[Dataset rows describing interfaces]
========================================

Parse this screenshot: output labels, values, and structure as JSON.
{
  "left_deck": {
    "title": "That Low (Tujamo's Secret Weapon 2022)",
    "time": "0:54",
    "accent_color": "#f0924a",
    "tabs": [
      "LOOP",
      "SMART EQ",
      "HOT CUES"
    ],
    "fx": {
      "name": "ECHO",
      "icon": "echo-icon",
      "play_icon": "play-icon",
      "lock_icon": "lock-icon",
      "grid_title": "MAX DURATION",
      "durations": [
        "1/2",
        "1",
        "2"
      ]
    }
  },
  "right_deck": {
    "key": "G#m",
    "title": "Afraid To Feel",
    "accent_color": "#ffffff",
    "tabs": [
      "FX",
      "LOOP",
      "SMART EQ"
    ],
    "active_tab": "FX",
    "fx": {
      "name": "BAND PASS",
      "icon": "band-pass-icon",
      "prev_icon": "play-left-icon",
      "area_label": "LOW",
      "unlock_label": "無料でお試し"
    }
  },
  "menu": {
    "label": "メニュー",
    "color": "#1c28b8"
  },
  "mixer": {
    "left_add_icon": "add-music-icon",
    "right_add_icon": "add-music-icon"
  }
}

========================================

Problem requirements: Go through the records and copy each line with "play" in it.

Written reply:
      "play_icon": "play-icon",
      "prev_icon": "play-left-icon",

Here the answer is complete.